## Work task
Each record must appear in your answer exactly as it does below.
[[ Data for this task open ]]
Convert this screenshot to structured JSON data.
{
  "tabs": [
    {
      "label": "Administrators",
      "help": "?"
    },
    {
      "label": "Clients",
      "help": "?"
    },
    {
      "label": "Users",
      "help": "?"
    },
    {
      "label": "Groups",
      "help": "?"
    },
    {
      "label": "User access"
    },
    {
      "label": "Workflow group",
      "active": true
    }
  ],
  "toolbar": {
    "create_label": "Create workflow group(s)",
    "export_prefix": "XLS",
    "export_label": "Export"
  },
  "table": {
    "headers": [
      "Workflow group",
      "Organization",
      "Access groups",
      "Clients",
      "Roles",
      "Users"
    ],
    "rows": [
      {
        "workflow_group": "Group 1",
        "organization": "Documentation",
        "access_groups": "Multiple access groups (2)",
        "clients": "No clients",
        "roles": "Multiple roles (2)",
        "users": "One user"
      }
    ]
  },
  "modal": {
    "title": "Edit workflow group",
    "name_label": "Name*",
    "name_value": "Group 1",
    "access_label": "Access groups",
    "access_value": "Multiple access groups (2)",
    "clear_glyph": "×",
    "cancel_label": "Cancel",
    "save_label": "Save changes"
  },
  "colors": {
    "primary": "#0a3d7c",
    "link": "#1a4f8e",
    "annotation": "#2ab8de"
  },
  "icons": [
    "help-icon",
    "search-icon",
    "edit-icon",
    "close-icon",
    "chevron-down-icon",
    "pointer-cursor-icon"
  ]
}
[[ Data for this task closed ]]
## Finished exercise
Convert this screenshot to structured JSON data.
{
  "tabs": [
    {
      "label": "Administrators",
      "help": "?"
    },
    {
      "label": "Clients",
      "help": "?"
    },
    {
      "label": "Users",
      "help": "?"
    },
    {
      "label": "Groups",
      "help": "?"
    },
    {
      "label": "User access"
    },
    {
      "label": "Workflow group",
      "active": true
    }
  ],
  "toolbar": {
    "create_label": "Create workflow group(s)",
    "export_prefix": "XLS",
    "export_label": "Export"
  },
  "table": {
    "headers": [
      "Workflow group",
      "Organization",
      "Access groups",
      "Clients",
      "Roles",
      "Users"
    ],
    "rows": [
      {
        "workflow_group": "Group 1",
        "organization": "Documentation",
        "access_groups": "Multiple access groups (2)",
        "clients": "No clients",
        "roles": "Multiple roles (2)",
        "users": "One user"
      }
    ]
  },
  "modal": {
    "title": "Edit workflow group",
    "name_label": "Name*",
    "name_value": "Group 1",
    "access_label": "Access groups",
    "access_value": "Multiple access groups (2)",
    "clear_glyph": "×",
    "cancel_label": "Cancel",
    "save_label": "Save changes"
  },
  "colors": {
    "primary": "#0a3d7c",
    "link": "#1a4f8e",
    "annotation": "#2ab8de"
  },
  "icons": [
    "help-icon",
    "search-icon",
    "edit-icon",
    "close-icon",
    "chevron-down-icon",
    "pointer-cursor-icon"
  ]
}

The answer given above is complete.